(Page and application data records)
>>>
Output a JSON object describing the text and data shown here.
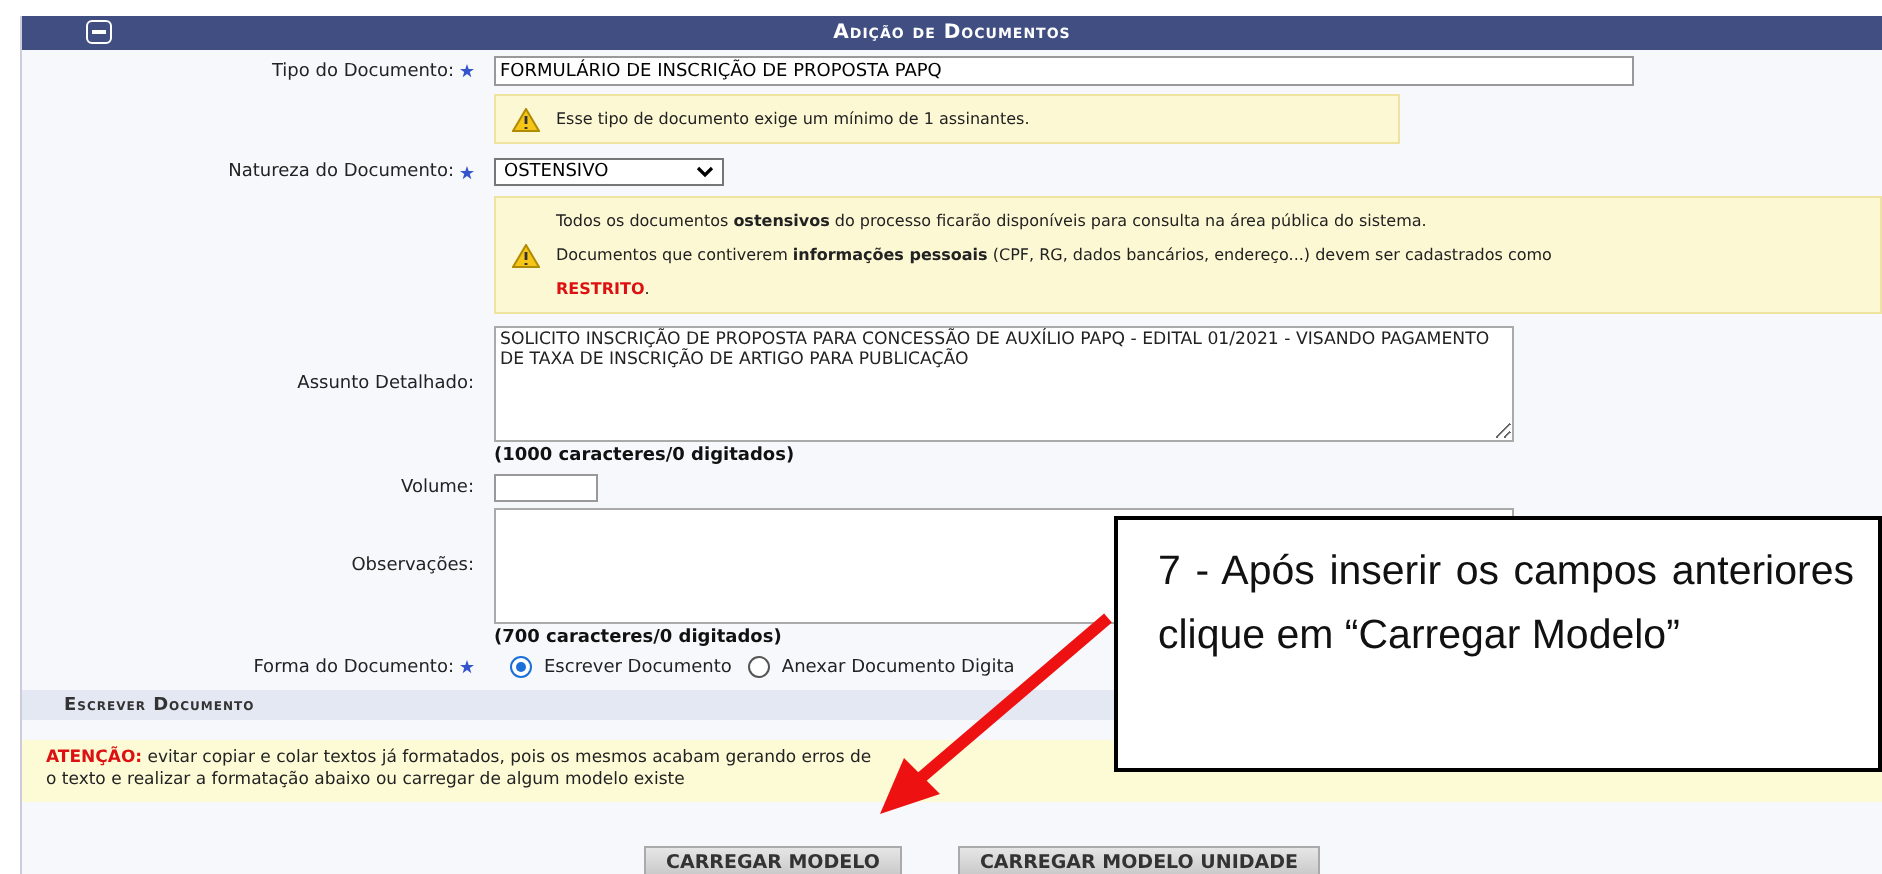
{
  "panel": {
    "title": "Adição de Documentos"
  },
  "tipo": {
    "label": "Tipo do Documento:",
    "required": true,
    "value": "FORMULÁRIO DE INSCRIÇÃO DE PROPOSTA PAPQ",
    "warning": "Esse tipo de documento exige um mínimo de 1 assinantes."
  },
  "natureza": {
    "label": "Natureza do Documento:",
    "required": true,
    "value": "OSTENSIVO",
    "notes": [
      "Todos os documentos **ostensivos** do processo ficarão disponíveis para consulta na área pública do sistema.",
      "Documentos que contiverem **informações pessoais** (CPF, RG, dados bancários, endereço...) devem ser cadastrados como"
    ],
    "restricted": "RESTRITO",
    "period": "."
  },
  "assunto": {
    "label": "Assunto Detalhado:",
    "value": "SOLICITO INSCRIÇÃO DE PROPOSTA PARA CONCESSÃO DE AUXÍLIO PAPQ - EDITAL 01/2021 - VISANDO PAGAMENTO DE TAXA DE INSCRIÇÃO DE ARTIGO PARA PUBLICAÇÃO",
    "counter": "(1000 caracteres/0 digitados)"
  },
  "volume": {
    "label": "Volume:"
  },
  "observacoes": {
    "label": "Observações:",
    "counter": "(700 caracteres/0 digitados)"
  },
  "forma": {
    "label": "Forma do Documento:",
    "required": true,
    "options": [
      {
        "label": "Escrever Documento",
        "selected": true
      },
      {
        "label": "Anexar Documento Digita",
        "selected": false
      }
    ]
  },
  "section": {
    "title": "Escrever Documento"
  },
  "notice": {
    "label": "ATENÇÃO:",
    "lines": [
      "evitar copiar e colar textos já formatados, pois os mesmos acabam gerando erros de",
      "o texto e realizar a formatação abaixo ou carregar de algum modelo existe"
    ]
  },
  "buttons": [
    "CARREGAR MODELO",
    "CARREGAR MODELO UNIDADE"
  ],
  "callout": {
    "text": "7 - Após inserir os campos anteriores clique em “Carregar Modelo”"
  }
}
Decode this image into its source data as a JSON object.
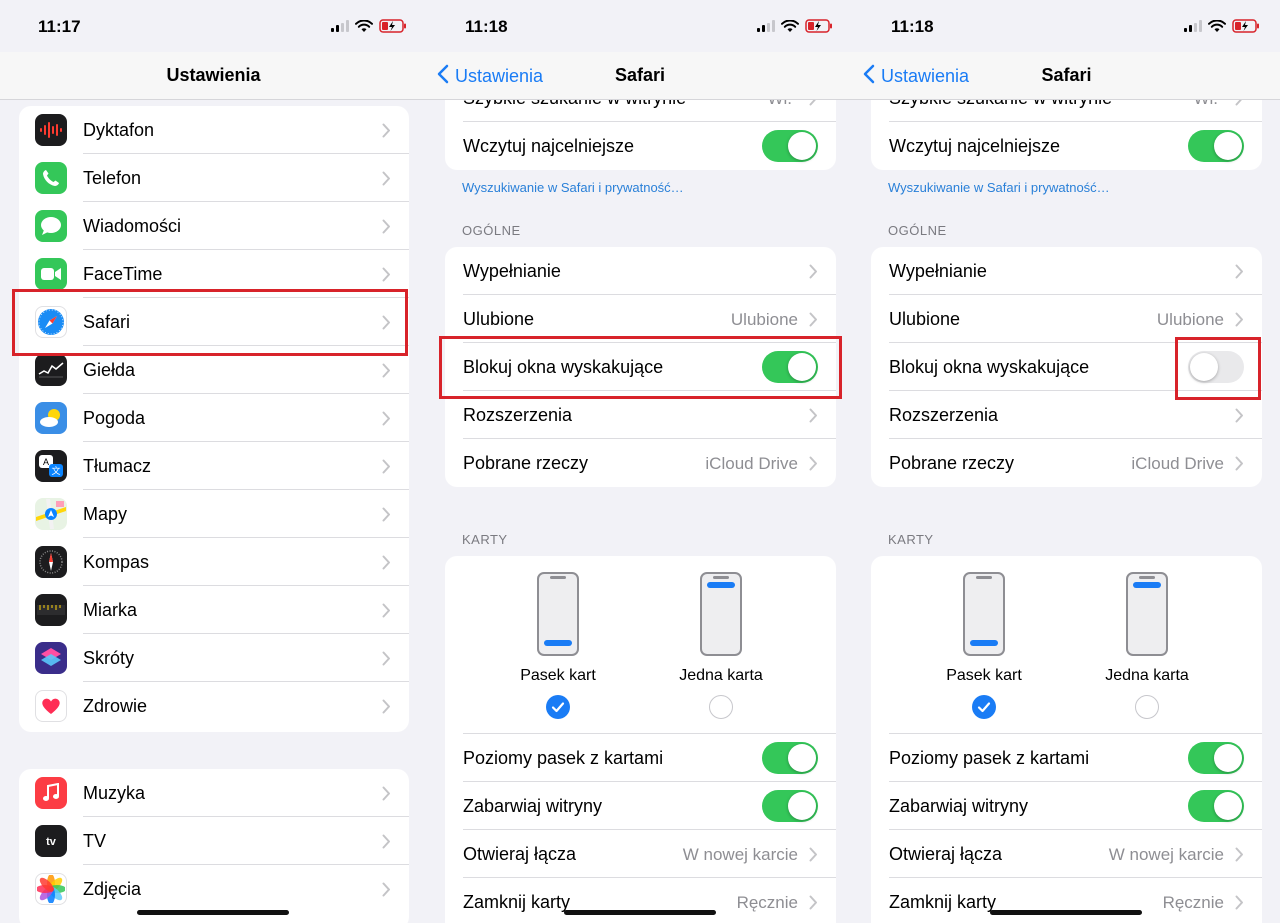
{
  "accent_color": "#1a7cf5",
  "toggle_on_color": "#34c759",
  "highlight_color": "#d8232a",
  "panel1": {
    "time": "11:17",
    "title": "Ustawienia",
    "items": [
      {
        "label": "Dyktafon",
        "icon": "voice-memos-icon"
      },
      {
        "label": "Telefon",
        "icon": "phone-icon"
      },
      {
        "label": "Wiadomości",
        "icon": "messages-icon"
      },
      {
        "label": "FaceTime",
        "icon": "facetime-icon"
      },
      {
        "label": "Safari",
        "icon": "safari-icon"
      },
      {
        "label": "Giełda",
        "icon": "stocks-icon"
      },
      {
        "label": "Pogoda",
        "icon": "weather-icon"
      },
      {
        "label": "Tłumacz",
        "icon": "translate-icon"
      },
      {
        "label": "Mapy",
        "icon": "maps-icon"
      },
      {
        "label": "Kompas",
        "icon": "compass-icon"
      },
      {
        "label": "Miarka",
        "icon": "measure-icon"
      },
      {
        "label": "Skróty",
        "icon": "shortcuts-icon"
      },
      {
        "label": "Zdrowie",
        "icon": "health-icon"
      }
    ],
    "items2": [
      {
        "label": "Muzyka",
        "icon": "music-icon"
      },
      {
        "label": "TV",
        "icon": "tv-icon"
      },
      {
        "label": "Zdjęcia",
        "icon": "photos-icon"
      }
    ]
  },
  "panel2": {
    "time": "11:18",
    "back": "Ustawienia",
    "title": "Safari",
    "partial_row": {
      "label": "Szybkie szukanie w witrynie",
      "value": "Wł."
    },
    "top_row": {
      "label": "Wczytuj najcelniejsze",
      "on": true
    },
    "privacy_link": "Wyszukiwanie w Safari i prywatność…",
    "general_header": "OGÓLNE",
    "general": [
      {
        "label": "Wypełnianie",
        "value": ""
      },
      {
        "label": "Ulubione",
        "value": "Ulubione"
      },
      {
        "label": "Blokuj okna wyskakujące",
        "toggle": true
      },
      {
        "label": "Rozszerzenia",
        "value": ""
      },
      {
        "label": "Pobrane rzeczy",
        "value": "iCloud Drive"
      }
    ],
    "tabs_header": "KARTY",
    "tab_option_1": "Pasek kart",
    "tab_option_2": "Jedna karta",
    "tabs_rows": [
      {
        "label": "Poziomy pasek z kartami",
        "on": true
      },
      {
        "label": "Zabarwiaj witryny",
        "on": true
      },
      {
        "label": "Otwieraj łącza",
        "value": "W nowej karcie"
      },
      {
        "label": "Zamknij karty",
        "value": "Ręcznie"
      }
    ]
  },
  "panel3": {
    "time": "11:18",
    "back": "Ustawienia",
    "title": "Safari",
    "partial_row": {
      "label": "Szybkie szukanie w witrynie",
      "value": "Wł."
    },
    "top_row": {
      "label": "Wczytuj najcelniejsze",
      "on": true
    },
    "privacy_link": "Wyszukiwanie w Safari i prywatność…",
    "general_header": "OGÓLNE",
    "general": [
      {
        "label": "Wypełnianie",
        "value": ""
      },
      {
        "label": "Ulubione",
        "value": "Ulubione"
      },
      {
        "label": "Blokuj okna wyskakujące",
        "toggle": false
      },
      {
        "label": "Rozszerzenia",
        "value": ""
      },
      {
        "label": "Pobrane rzeczy",
        "value": "iCloud Drive"
      }
    ],
    "tabs_header": "KARTY",
    "tab_option_1": "Pasek kart",
    "tab_option_2": "Jedna karta",
    "tabs_rows": [
      {
        "label": "Poziomy pasek z kartami",
        "on": true
      },
      {
        "label": "Zabarwiaj witryny",
        "on": true
      },
      {
        "label": "Otwieraj łącza",
        "value": "W nowej karcie"
      },
      {
        "label": "Zamknij karty",
        "value": "Ręcznie"
      }
    ]
  }
}
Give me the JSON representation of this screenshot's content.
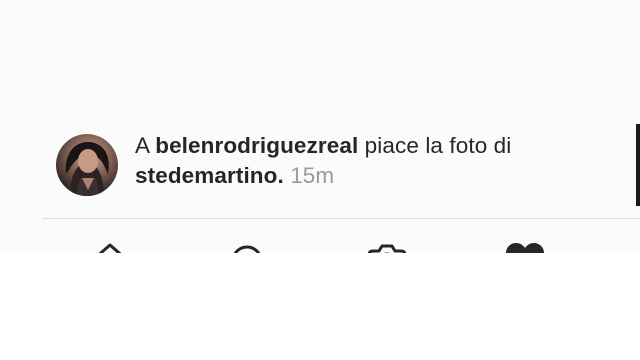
{
  "notification": {
    "prefix": "A ",
    "actor": "belenrodriguezreal",
    "action": " piace la foto di ",
    "target": "stedemartino.",
    "time": " 15m"
  },
  "icons": {
    "avatar": "profile-photo",
    "tabs": [
      "home-icon",
      "search-icon",
      "camera-icon",
      "heart-icon"
    ]
  },
  "colors": {
    "text": "#262626",
    "timestamp": "#9a9a9a",
    "divider": "#dcdcdc"
  }
}
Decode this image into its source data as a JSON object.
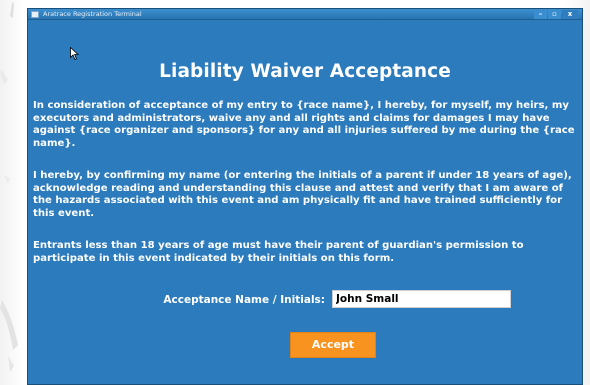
{
  "window": {
    "title": "Aratrace Registration Terminal",
    "controls": {
      "minimize": "–",
      "maximize": "▫",
      "close": "x"
    }
  },
  "heading": "Liability Waiver Acceptance",
  "paragraphs": [
    "In consideration of acceptance of my entry to {race name}, I hereby, for myself, my heirs, my executors and administrators, waive any and all rights and claims for damages I may have against {race organizer and sponsors} for any and all injuries suffered by me during the {race name}.",
    "I hereby, by confirming my name (or entering the initials of a parent if under 18 years of age), acknowledge reading and understanding this clause and attest and verify that I am aware of the hazards associated with this event and am physically fit and have trained sufficiently for this event.",
    "Entrants less than 18 years of age must have their parent of guardian's permission to participate in this event indicated by their initials on this form."
  ],
  "acceptance": {
    "label": "Acceptance Name / Initials:",
    "value": "John Small"
  },
  "accept_button": "Accept",
  "colors": {
    "background": "#2b7bbd",
    "button": "#f7931e",
    "text": "#ffffff"
  }
}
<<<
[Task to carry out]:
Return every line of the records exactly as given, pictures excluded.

[Reply]:
Output a JSON object describing the text and data shown here.
{
  "panel": {
    "title": "Adição de Documentos"
  },
  "tipo": {
    "label": "Tipo do Documento:",
    "required": true,
    "value": "FORMULÁRIO DE INSCRIÇÃO DE PROPOSTA PAPQ",
    "warning": "Esse tipo de documento exige um mínimo de 1 assinantes."
  },
  "natureza": {
    "label": "Natureza do Documento:",
    "required": true,
    "value": "OSTENSIVO",
    "notes": [
      "Todos os documentos **ostensivos** do processo ficarão disponíveis para consulta na área pública do sistema.",
      "Documentos que contiverem **informações pessoais** (CPF, RG, dados bancários, endereço...) devem ser cadastrados como"
    ],
    "restricted": "RESTRITO",
    "period": "."
  },
  "assunto": {
    "label": "Assunto Detalhado:",
    "value": "SOLICITO INSCRIÇÃO DE PROPOSTA PARA CONCESSÃO DE AUXÍLIO PAPQ - EDITAL 01/2021 - VISANDO PAGAMENTO DE TAXA DE INSCRIÇÃO DE ARTIGO PARA PUBLICAÇÃO",
    "counter": "(1000 caracteres/0 digitados)"
  },
  "volume": {
    "label": "Volume:"
  },
  "observacoes": {
    "label": "Observações:",
    "counter": "(700 caracteres/0 digitados)"
  },
  "forma": {
    "label": "Forma do Documento:",
    "required": true,
    "options": [
      {
        "label": "Escrever Documento",
        "selected": true
      },
      {
        "label": "Anexar Documento Digita",
        "selected": false
      }
    ]
  },
  "section": {
    "title": "Escrever Documento"
  },
  "notice": {
    "label": "ATENÇÃO:",
    "lines": [
      "evitar copiar e colar textos já formatados, pois os mesmos acabam gerando erros de",
      "o texto e realizar a formatação abaixo ou carregar de algum modelo existe"
    ]
  },
  "buttons": [
    "CARREGAR MODELO",
    "CARREGAR MODELO UNIDADE"
  ],
  "callout": {
    "text": "7 - Após inserir os campos anteriores clique em “Carregar Modelo”"
  }
}
Decode this image into its source data as a JSON object.
{
  "accent_color": "#1a7cf5",
  "toggle_on_color": "#34c759",
  "highlight_color": "#d8232a",
  "panel1": {
    "time": "11:17",
    "title": "Ustawienia",
    "items": [
      {
        "label": "Dyktafon",
        "icon": "voice-memos-icon"
      },
      {
        "label": "Telefon",
        "icon": "phone-icon"
      },
      {
        "label": "Wiadomości",
        "icon": "messages-icon"
      },
      {
        "label": "FaceTime",
        "icon": "facetime-icon"
      },
      {
        "label": "Safari",
        "icon": "safari-icon"
      },
      {
        "label": "Giełda",
        "icon": "stocks-icon"
      },
      {
        "label": "Pogoda",
        "icon": "weather-icon"
      },
      {
        "label": "Tłumacz",
        "icon": "translate-icon"
      },
      {
        "label": "Mapy",
        "icon": "maps-icon"
      },
      {
        "label": "Kompas",
        "icon": "compass-icon"
      },
      {
        "label": "Miarka",
        "icon": "measure-icon"
      },
      {
        "label": "Skróty",
        "icon": "shortcuts-icon"
      },
      {
        "label": "Zdrowie",
        "icon": "health-icon"
      }
    ],
    "items2": [
      {
        "label": "Muzyka",
        "icon": "music-icon"
      },
      {
        "label": "TV",
        "icon": "tv-icon"
      },
      {
        "label": "Zdjęcia",
        "icon": "photos-icon"
      }
    ]
  },
  "panel2": {
    "time": "11:18",
    "back": "Ustawienia",
    "title": "Safari",
    "partial_row": {
      "label": "Szybkie szukanie w witrynie",
      "value": "Wł."
    },
    "top_row": {
      "label": "Wczytuj najcelniejsze",
      "on": true
    },
    "privacy_link": "Wyszukiwanie w Safari i prywatność…",
    "general_header": "OGÓLNE",
    "general": [
      {
        "label": "Wypełnianie",
        "value": ""
      },
      {
        "label": "Ulubione",
        "value": "Ulubione"
      },
      {
        "label": "Blokuj okna wyskakujące",
        "toggle": true
      },
      {
        "label": "Rozszerzenia",
        "value": ""
      },
      {
        "label": "Pobrane rzeczy",
        "value": "iCloud Drive"
      }
    ],
    "tabs_header": "KARTY",
    "tab_option_1": "Pasek kart",
    "tab_option_2": "Jedna karta",
    "tabs_rows": [
      {
        "label": "Poziomy pasek z kartami",
        "on": true
      },
      {
        "label": "Zabarwiaj witryny",
        "on": true
      },
      {
        "label": "Otwieraj łącza",
        "value": "W nowej karcie"
      },
      {
        "label": "Zamknij karty",
        "value": "Ręcznie"
      }
    ]
  },
  "panel3": {
    "time": "11:18",
    "back": "Ustawienia",
    "title": "Safari",
    "partial_row": {
      "label": "Szybkie szukanie w witrynie",
      "value": "Wł."
    },
    "top_row": {
      "label": "Wczytuj najcelniejsze",
      "on": true
    },
    "privacy_link": "Wyszukiwanie w Safari i prywatność…",
    "general_header": "OGÓLNE",
    "general": [
      {
        "label": "Wypełnianie",
        "value": ""
      },
      {
        "label": "Ulubione",
        "value": "Ulubione"
      },
      {
        "label": "Blokuj okna wyskakujące",
        "toggle": false
      },
      {
        "label": "Rozszerzenia",
        "value": ""
      },
      {
        "label": "Pobrane rzeczy",
        "value": "iCloud Drive"
      }
    ],
    "tabs_header": "KARTY",
    "tab_option_1": "Pasek kart",
    "tab_option_2": "Jedna karta",
    "tabs_rows": [
      {
        "label": "Poziomy pasek z kartami",
        "on": true
      },
      {
        "label": "Zabarwiaj witryny",
        "on": true
      },
      {
        "label": "Otwieraj łącza",
        "value": "W nowej karcie"
      },
      {
        "label": "Zamknij karty",
        "value": "Ręcznie"
      }
    ]
  }
}
Give me the JSON representation of this screenshot's content.
{
  "notification": {
    "prefix": "A ",
    "actor": "belenrodriguezreal",
    "action": " piace la foto di ",
    "target": "stedemartino.",
    "time": " 15m"
  },
  "icons": {
    "avatar": "profile-photo",
    "tabs": [
      "home-icon",
      "search-icon",
      "camera-icon",
      "heart-icon"
    ]
  },
  "colors": {
    "text": "#262626",
    "timestamp": "#9a9a9a",
    "divider": "#dcdcdc"
  }
}
Decode this image into its source data as a JSON object.
{
  "window": {
    "title": "Aratrace Registration Terminal",
    "controls": {
      "minimize": "–",
      "maximize": "▫",
      "close": "x"
    }
  },
  "heading": "Liability Waiver Acceptance",
  "paragraphs": [
    "In consideration of acceptance of my entry to {race name}, I hereby, for myself, my heirs, my executors and administrators, waive any and all rights and claims for damages I may have against {race organizer and sponsors} for any and all injuries suffered by me during the {race name}.",
    "I hereby, by confirming my name (or entering the initials of a parent if under 18 years of age), acknowledge reading and understanding this clause and attest and verify that I am aware of the hazards associated with this event and am physically fit and have trained sufficiently for this event.",
    "Entrants less than 18 years of age must have their parent of guardian's permission to participate in this event indicated by their initials on this form."
  ],
  "acceptance": {
    "label": "Acceptance Name / Initials:",
    "value": "John Small"
  },
  "accept_button": "Accept",
  "colors": {
    "background": "#2b7bbd",
    "button": "#f7931e",
    "text": "#ffffff"
  }
}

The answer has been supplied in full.